Sharing Four Points with wildlife, bobcats vs mountain lions

By KIM ESTES, Four Points News

Recent predatory attacks on family pets and reports of wild animals seen in the area have created a greater sense of vulnerability in Four Points and Steiner Ranch especially.

While this once rural setting continues to develop as a suburban retreat, residents wonder what wildlife is being displaced, what is actually adapting, and what protective measures should be taken.



Jacob Hetzel, a Texas Wildlife Services wildlife biologist, says known wild animals in Steiner Ranch include coyotes, gray fox, raccoons, skunks and ringtail cats. “Most likely,” he adds, “there are bobcats too.”

The most recent concern of residents, mountain lions, is not on the list.

Last month, a violent attack on a Welsh corgi in her family’s Hills of West Ridge backyard had some indicators similar to the work of a large cat. However, Texas Parks and Wildlife Department wildlife biologist, Blake Hendon, said last week it is unlikely TPWD will be able to identify the specific type of predator responsible for the pet’s death.

Mountain Lion

Mountain Lion

“Is there a possibility that there are mountain lions here? I think it is highly unlikely,” TWS’s Hetzel says, “but anything is possible.”

The TWS office gets 12 to 15 reports a year of mountain lions in Travis County. None have been confirmed.

To make a report, call TPWD at (512) 358-0775 or TWS at (512) 854-9613.

Hendon says, “If someone sees a mountain lion or a bobcat, please call. We want to know. A thousand pairs of eyes on the landscape is so much more effective than occasional visits from me or even the setting up of cameras.”

In the event of an active animal attack, Hendon notes, call “911”.

For residents wanting to be prepared and to live cautiously, wildlife experts offer tips on how to spot a mountain lion and what to do in an encounter.

According to Hetzel, a mountain lion, cougar, panther or puma are all names for the same animal. A bobcat is different.

“The biggest difference in the two cats is size,” he says. “A bobcat is significantly smaller. It weighs about 20 to 25 pounds. A mountain lion weighs between 90 and 150 pounds.

“A bobcat also has a short tail, about six to 10 inches in length, and is spotted. Sometimes the spots are hard to see,” Hetzel said.

Mountain lions are described as having long tails and being one color.  In fact, according to a Field Guide to Mountain Lions by Billy Pat McKinney, the mountain lion’s scientific name is puma concolor, meaning cat of one color.

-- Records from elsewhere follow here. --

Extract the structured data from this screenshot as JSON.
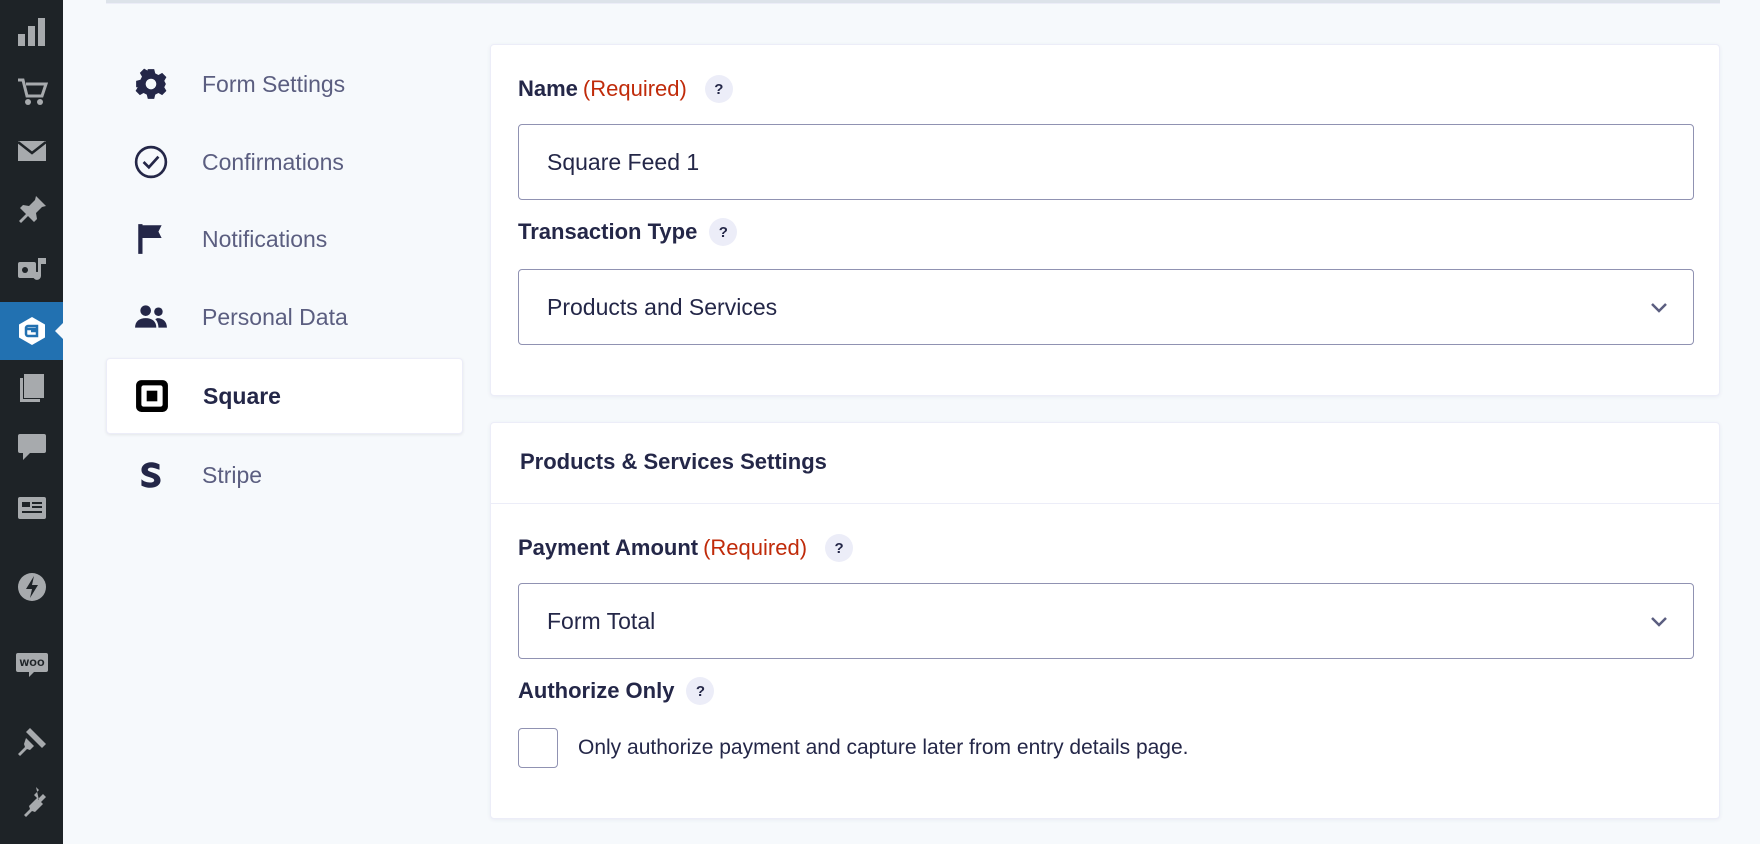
{
  "admin_sidebar": {
    "icons": [
      "dashboard-chart-icon",
      "cart-icon",
      "mail-icon",
      "pin-icon",
      "media-icon",
      "gravity-forms-icon",
      "pages-icon",
      "comments-icon",
      "forms-list-icon",
      "bolt-icon",
      "woo-icon",
      "appearance-icon",
      "plugins-icon"
    ],
    "woo_text": "WOO"
  },
  "settings_nav": {
    "items": [
      {
        "label": "Form Settings",
        "icon": "gear-icon"
      },
      {
        "label": "Confirmations",
        "icon": "check-circle-icon"
      },
      {
        "label": "Notifications",
        "icon": "flag-icon"
      },
      {
        "label": "Personal Data",
        "icon": "people-icon"
      },
      {
        "label": "Square",
        "icon": "square-logo-icon",
        "active": true
      },
      {
        "label": "Stripe",
        "icon": "stripe-logo-icon"
      }
    ]
  },
  "feed_panel": {
    "name_label": "Name",
    "name_required": "(Required)",
    "name_value": "Square Feed 1",
    "transaction_label": "Transaction Type",
    "transaction_value": "Products and Services",
    "help": "?"
  },
  "products_panel": {
    "title": "Products & Services Settings",
    "amount_label": "Payment Amount",
    "amount_required": "(Required)",
    "amount_value": "Form Total",
    "authorize_label": "Authorize Only",
    "authorize_text": "Only authorize payment and capture later from entry details page.",
    "help": "?"
  },
  "colors": {
    "sidebar_bg": "#1e2327",
    "active_blue": "#2271b1",
    "required_red": "#c02b0a",
    "text_dark": "#242748"
  }
}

The Field Guide to Mountain Lions posted on both Texas Parks and Wildlife Department and Texas Wildlife Services websites suggests the following information to avoid attracting mountain lions.

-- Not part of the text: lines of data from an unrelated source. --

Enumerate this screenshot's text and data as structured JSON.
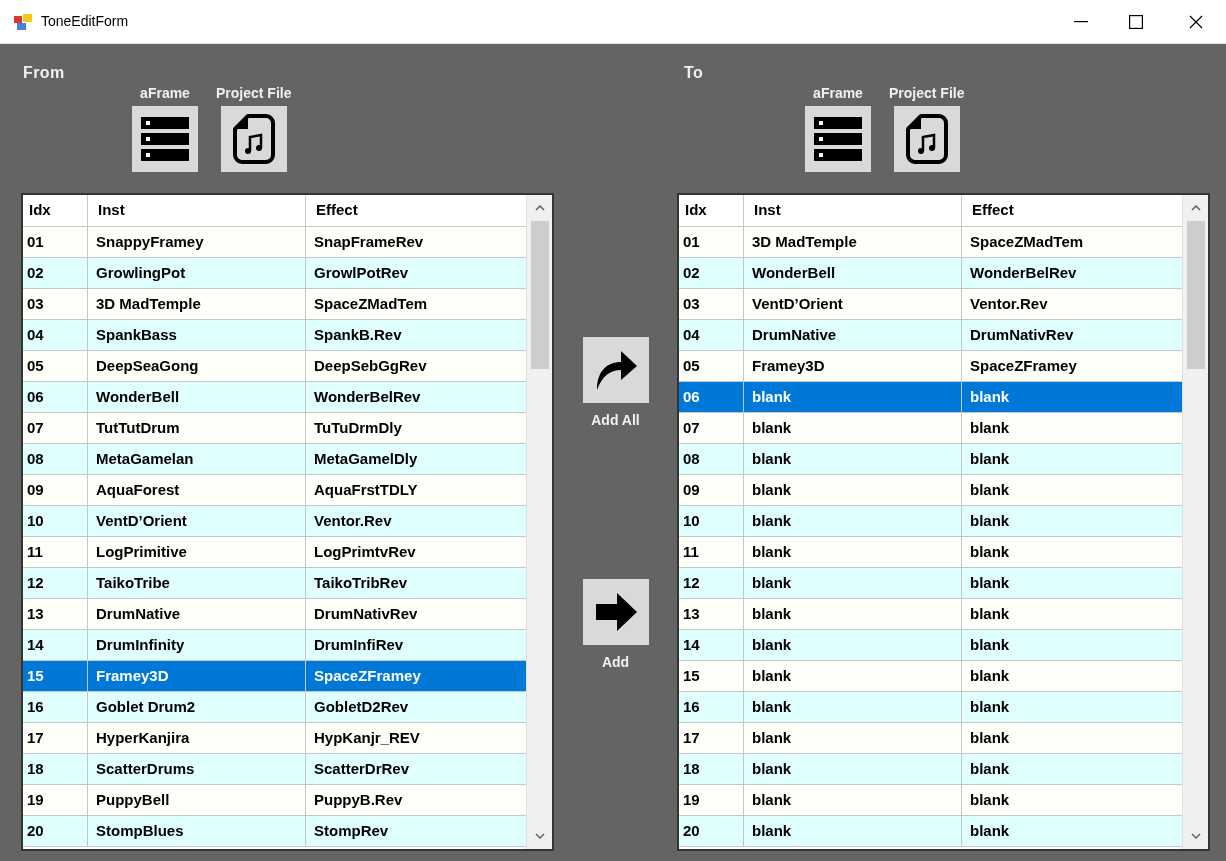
{
  "window": {
    "title": "ToneEditForm"
  },
  "panels": [
    {
      "heading": "From",
      "sources": [
        {
          "label": "aFrame",
          "kind": "frame"
        },
        {
          "label": "Project File",
          "kind": "file"
        }
      ],
      "table": {
        "columns": [
          "Idx",
          "Inst",
          "Effect"
        ],
        "rows": [
          {
            "idx": "01",
            "inst": "SnappyFramey",
            "effect": "SnapFrameRev",
            "selected": false
          },
          {
            "idx": "02",
            "inst": "GrowlingPot",
            "effect": "GrowlPotRev",
            "selected": false
          },
          {
            "idx": "03",
            "inst": "3D MadTemple",
            "effect": "SpaceZMadTem",
            "selected": false
          },
          {
            "idx": "04",
            "inst": "SpankBass",
            "effect": "SpankB.Rev",
            "selected": false
          },
          {
            "idx": "05",
            "inst": "DeepSeaGong",
            "effect": "DeepSebGgRev",
            "selected": false
          },
          {
            "idx": "06",
            "inst": "WonderBell",
            "effect": "WonderBelRev",
            "selected": false
          },
          {
            "idx": "07",
            "inst": "TutTutDrum",
            "effect": "TuTuDrmDly",
            "selected": false
          },
          {
            "idx": "08",
            "inst": "MetaGamelan",
            "effect": "MetaGamelDly",
            "selected": false
          },
          {
            "idx": "09",
            "inst": "AquaForest",
            "effect": "AquaFrstTDLY",
            "selected": false
          },
          {
            "idx": "10",
            "inst": "VentD’Orient",
            "effect": "Ventor.Rev",
            "selected": false
          },
          {
            "idx": "11",
            "inst": "LogPrimitive",
            "effect": "LogPrimtvRev",
            "selected": false
          },
          {
            "idx": "12",
            "inst": "TaikoTribe",
            "effect": "TaikoTribRev",
            "selected": false
          },
          {
            "idx": "13",
            "inst": "DrumNative",
            "effect": "DrumNativRev",
            "selected": false
          },
          {
            "idx": "14",
            "inst": "DrumInfinity",
            "effect": "DrumInfiRev",
            "selected": false
          },
          {
            "idx": "15",
            "inst": "Framey3D",
            "effect": "SpaceZFramey",
            "selected": true
          },
          {
            "idx": "16",
            "inst": "Goblet Drum2",
            "effect": "GobletD2Rev",
            "selected": false
          },
          {
            "idx": "17",
            "inst": "HyperKanjira",
            "effect": "HypKanjr_REV",
            "selected": false
          },
          {
            "idx": "18",
            "inst": "ScatterDrums",
            "effect": "ScatterDrRev",
            "selected": false
          },
          {
            "idx": "19",
            "inst": "PuppyBell",
            "effect": "PuppyB.Rev",
            "selected": false
          },
          {
            "idx": "20",
            "inst": "StompBlues",
            "effect": "StompRev",
            "selected": false
          }
        ]
      }
    },
    {
      "heading": "To",
      "sources": [
        {
          "label": "aFrame",
          "kind": "frame"
        },
        {
          "label": "Project File",
          "kind": "file"
        }
      ],
      "table": {
        "columns": [
          "Idx",
          "Inst",
          "Effect"
        ],
        "rows": [
          {
            "idx": "01",
            "inst": "3D MadTemple",
            "effect": "SpaceZMadTem",
            "selected": false
          },
          {
            "idx": "02",
            "inst": "WonderBell",
            "effect": "WonderBelRev",
            "selected": false
          },
          {
            "idx": "03",
            "inst": "VentD’Orient",
            "effect": "Ventor.Rev",
            "selected": false
          },
          {
            "idx": "04",
            "inst": "DrumNative",
            "effect": "DrumNativRev",
            "selected": false
          },
          {
            "idx": "05",
            "inst": "Framey3D",
            "effect": "SpaceZFramey",
            "selected": false
          },
          {
            "idx": "06",
            "inst": "blank",
            "effect": "blank",
            "selected": true
          },
          {
            "idx": "07",
            "inst": "blank",
            "effect": "blank",
            "selected": false
          },
          {
            "idx": "08",
            "inst": "blank",
            "effect": "blank",
            "selected": false
          },
          {
            "idx": "09",
            "inst": "blank",
            "effect": "blank",
            "selected": false
          },
          {
            "idx": "10",
            "inst": "blank",
            "effect": "blank",
            "selected": false
          },
          {
            "idx": "11",
            "inst": "blank",
            "effect": "blank",
            "selected": false
          },
          {
            "idx": "12",
            "inst": "blank",
            "effect": "blank",
            "selected": false
          },
          {
            "idx": "13",
            "inst": "blank",
            "effect": "blank",
            "selected": false
          },
          {
            "idx": "14",
            "inst": "blank",
            "effect": "blank",
            "selected": false
          },
          {
            "idx": "15",
            "inst": "blank",
            "effect": "blank",
            "selected": false
          },
          {
            "idx": "16",
            "inst": "blank",
            "effect": "blank",
            "selected": false
          },
          {
            "idx": "17",
            "inst": "blank",
            "effect": "blank",
            "selected": false
          },
          {
            "idx": "18",
            "inst": "blank",
            "effect": "blank",
            "selected": false
          },
          {
            "idx": "19",
            "inst": "blank",
            "effect": "blank",
            "selected": false
          },
          {
            "idx": "20",
            "inst": "blank",
            "effect": "blank",
            "selected": false
          }
        ]
      }
    }
  ],
  "actions": [
    {
      "label": "Add All",
      "kind": "all"
    },
    {
      "label": "Add",
      "kind": "single"
    }
  ]
}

  • Install outdoor lighting in areas where you walk after dark so you can see a lion if present.
  • Landscape or remove any vegetation a lion could hide in around children’s play areas. Make it difficult for a lion to approach unseen.
  • Do not feed wildlife and do not plant palatable shrubs, since this will also attract deer. Remember, predators follow prey.
  • Keep pets under control. Roaming pets are easy prey and can attract lions. If you leave pets outside, confine them to kennels with tops. Store all garbage securely.
  • Children should be closely supervised while playing outside if lions have been seen in the area.

According to the Guide, in the event of a confrontation, “There are no proven actions to minimize an attack by a lion, but reports based on personal observation by those who have encountered lions provide useful suggestions.” They are:

  • If in a park or other area where lions are known to be present, hike with others, not alone. If small children are present, keep them close and within sight at all times. Carry a sturdy walking stick to ward off a lion.
  • Do not approach a lion, especially one that is feeding or has cubs. Leave the lion an avenue of escape.
  • Stay calm. Talk calmly and move slowly.
  • Stop; back away slowly only if it is possible to do so safely. Do not run away or turn your back. Pick up children to prevent them from running and possibly triggering an attack.
  • Do all you can to appear larger by raising your arms.
  • If the lion is aggressive, throw rocks, sticks or whatever you can get your hands on easily. Wave your arms, brandish a stick, speak firmly and loudly. Do not bend over or turn your back.
  • Fight back if a lion attacks. Lions can be fought off with whatever you can find to drive them back. Remain standing. If the lion knocks you down, try to get back on your feet.